THE PROBLEM –
Each record below gets repeated exactly, and pictures stay out of the copy.

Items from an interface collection

BEGIN

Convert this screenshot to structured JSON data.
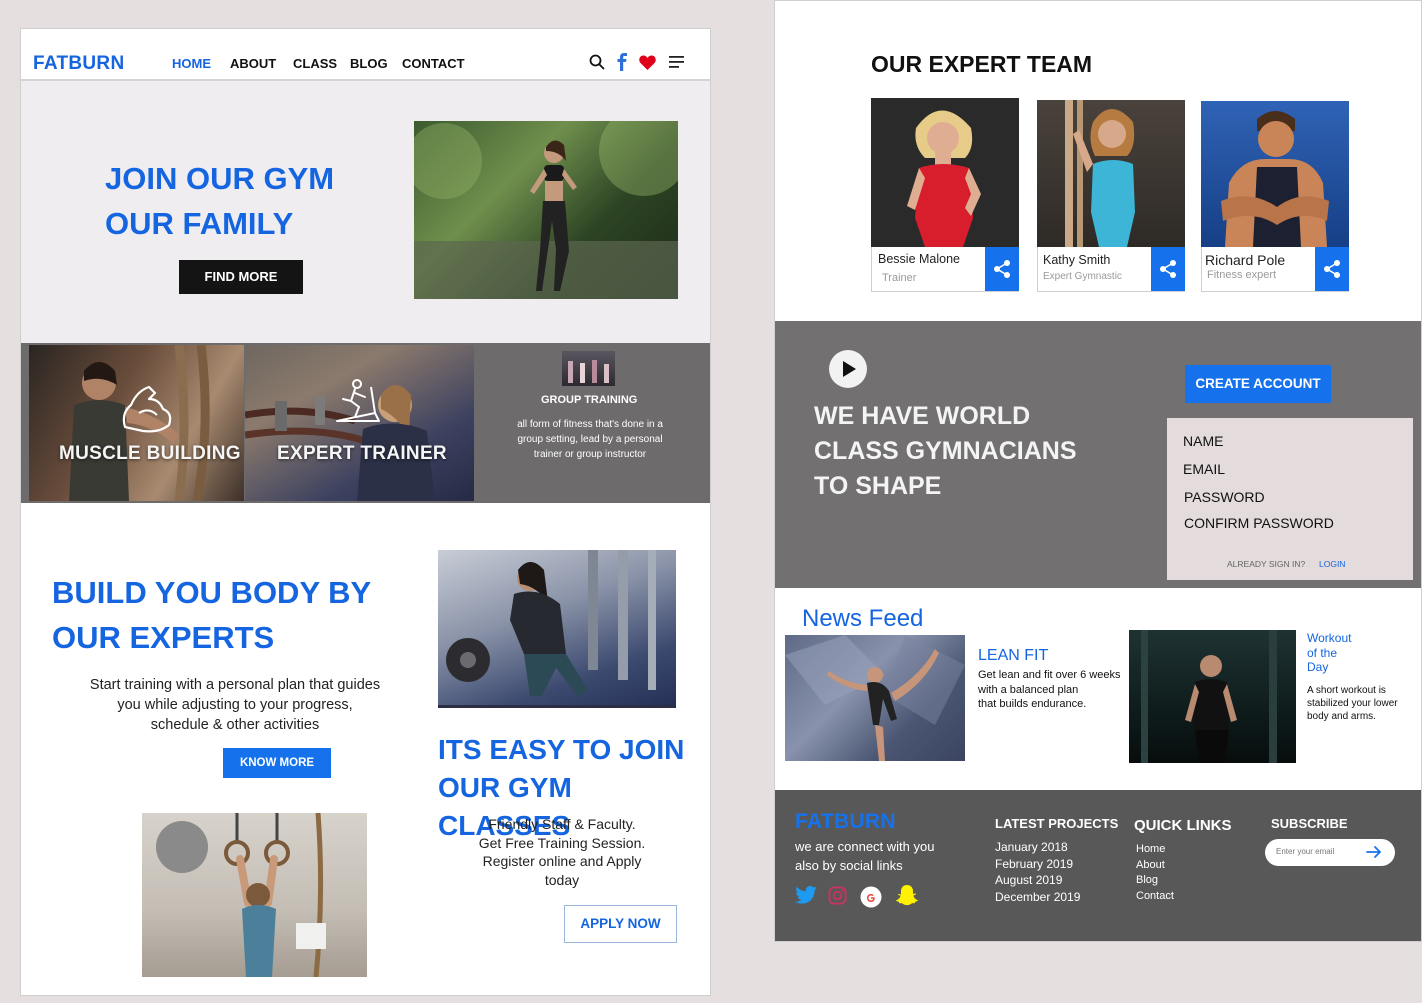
{
  "left_page": {
    "nav": {
      "logo": "FATBURN",
      "items": [
        "HOME",
        "ABOUT",
        "CLASS",
        "BLOG",
        "CONTACT"
      ],
      "active_index": 0
    },
    "hero": {
      "heading_line1": "JOIN OUR GYM",
      "heading_line2": "OUR FAMILY",
      "button": "FIND MORE"
    },
    "tiles": {
      "muscle": "MUSCLE BUILDING",
      "trainer": "EXPERT TRAINER",
      "group_title": "GROUP TRAINING",
      "group_desc_lines": [
        "all form of fitness that's done in a",
        "group setting, lead by a personal",
        "trainer or group instructor"
      ]
    },
    "build": {
      "heading_line1": "BUILD YOU BODY BY",
      "heading_line2": "OUR EXPERTS",
      "desc_lines": [
        "Start training with a personal plan that guides",
        "you while adjusting to your progress,",
        "schedule & other activities"
      ],
      "button": "KNOW MORE"
    },
    "join": {
      "heading_line1": "ITS EASY TO JOIN",
      "heading_line2": "OUR GYM CLASSES",
      "desc_lines": [
        "Friendly Staff & Faculty.",
        "Get Free Training Session.",
        "Register online and Apply",
        "today"
      ],
      "button": "APPLY NOW"
    }
  },
  "right_page": {
    "team": {
      "title": "OUR EXPERT TEAM",
      "members": [
        {
          "name": "Bessie Malone",
          "role": "Trainer"
        },
        {
          "name": "Kathy Smith",
          "role": "Expert Gymnastic"
        },
        {
          "name": "Richard Pole",
          "role": "Fitness expert"
        }
      ]
    },
    "promo": {
      "heading_lines": [
        "WE HAVE WORLD",
        "CLASS GYMNACIANS",
        "TO SHAPE"
      ],
      "create_account": "CREATE ACCOUNT",
      "fields": [
        "NAME",
        "EMAIL",
        "PASSWORD",
        "CONFIRM PASSWORD"
      ],
      "already": "ALREADY SIGN IN?",
      "login": "LOGIN"
    },
    "news": {
      "title": "News Feed",
      "item1_title": "LEAN FIT",
      "item1_lines": [
        "Get lean and fit over 6 weeks",
        "with a balanced plan",
        "that builds endurance."
      ],
      "item2_title_lines": [
        "Workout",
        "of the",
        "Day"
      ],
      "item2_lines": [
        "A short workout is",
        "stabilized your lower",
        "body and arms."
      ]
    },
    "footer": {
      "logo": "FATBURN",
      "tagline_lines": [
        "we are connect with you",
        "also by social links"
      ],
      "projects_title": "LATEST PROJECTS",
      "projects": [
        "January 2018",
        "February 2019",
        "August 2019",
        "December 2019"
      ],
      "links_title": "QUICK LINKS",
      "links": [
        "Home",
        "About",
        "Blog",
        "Contact"
      ],
      "subscribe_title": "SUBSCRIBE",
      "email_placeholder": "Enter your email"
    }
  },
  "colors": {
    "brand_blue": "#1565e0",
    "button_blue": "#1672ec",
    "dark_button": "#141414",
    "gray_section": "#727070",
    "footer_bg": "#595858"
  },
  "icons": [
    "search-icon",
    "facebook-icon",
    "heart-icon",
    "menu-icon",
    "muscle-arm-icon",
    "treadmill-icon",
    "share-icon",
    "play-icon",
    "arrow-right-icon",
    "twitter-icon",
    "instagram-icon",
    "google-icon",
    "snapchat-icon"
  ]
}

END

EXPECTED ANSWER –
Convert this screenshot to structured JSON data.
{
  "left_page": {
    "nav": {
      "logo": "FATBURN",
      "items": [
        "HOME",
        "ABOUT",
        "CLASS",
        "BLOG",
        "CONTACT"
      ],
      "active_index": 0
    },
    "hero": {
      "heading_line1": "JOIN OUR GYM",
      "heading_line2": "OUR FAMILY",
      "button": "FIND MORE"
    },
    "tiles": {
      "muscle": "MUSCLE BUILDING",
      "trainer": "EXPERT TRAINER",
      "group_title": "GROUP TRAINING",
      "group_desc_lines": [
        "all form of fitness that's done in a",
        "group setting, lead by a personal",
        "trainer or group instructor"
      ]
    },
    "build": {
      "heading_line1": "BUILD YOU BODY BY",
      "heading_line2": "OUR EXPERTS",
      "desc_lines": [
        "Start training with a personal plan that guides",
        "you while adjusting to your progress,",
        "schedule & other activities"
      ],
      "button": "KNOW MORE"
    },
    "join": {
      "heading_line1": "ITS EASY TO JOIN",
      "heading_line2": "OUR GYM CLASSES",
      "desc_lines": [
        "Friendly Staff & Faculty.",
        "Get Free Training Session.",
        "Register online and Apply",
        "today"
      ],
      "button": "APPLY NOW"
    }
  },
  "right_page": {
    "team": {
      "title": "OUR EXPERT TEAM",
      "members": [
        {
          "name": "Bessie Malone",
          "role": "Trainer"
        },
        {
          "name": "Kathy Smith",
          "role": "Expert Gymnastic"
        },
        {
          "name": "Richard Pole",
          "role": "Fitness expert"
        }
      ]
    },
    "promo": {
      "heading_lines": [
        "WE HAVE WORLD",
        "CLASS GYMNACIANS",
        "TO SHAPE"
      ],
      "create_account": "CREATE ACCOUNT",
      "fields": [
        "NAME",
        "EMAIL",
        "PASSWORD",
        "CONFIRM PASSWORD"
      ],
      "already": "ALREADY SIGN IN?",
      "login": "LOGIN"
    },
    "news": {
      "title": "News Feed",
      "item1_title": "LEAN FIT",
      "item1_lines": [
        "Get lean and fit over 6 weeks",
        "with a balanced plan",
        "that builds endurance."
      ],
      "item2_title_lines": [
        "Workout",
        "of the",
        "Day"
      ],
      "item2_lines": [
        "A short workout is",
        "stabilized your lower",
        "body and arms."
      ]
    },
    "footer": {
      "logo": "FATBURN",
      "tagline_lines": [
        "we are connect with you",
        "also by social links"
      ],
      "projects_title": "LATEST PROJECTS",
      "projects": [
        "January 2018",
        "February 2019",
        "August 2019",
        "December 2019"
      ],
      "links_title": "QUICK LINKS",
      "links": [
        "Home",
        "About",
        "Blog",
        "Contact"
      ],
      "subscribe_title": "SUBSCRIBE",
      "email_placeholder": "Enter your email"
    }
  },
  "colors": {
    "brand_blue": "#1565e0",
    "button_blue": "#1672ec",
    "dark_button": "#141414",
    "gray_section": "#727070",
    "footer_bg": "#595858"
  },
  "icons": [
    "search-icon",
    "facebook-icon",
    "heart-icon",
    "menu-icon",
    "muscle-arm-icon",
    "treadmill-icon",
    "share-icon",
    "play-icon",
    "arrow-right-icon",
    "twitter-icon",
    "instagram-icon",
    "google-icon",
    "snapchat-icon"
  ]
}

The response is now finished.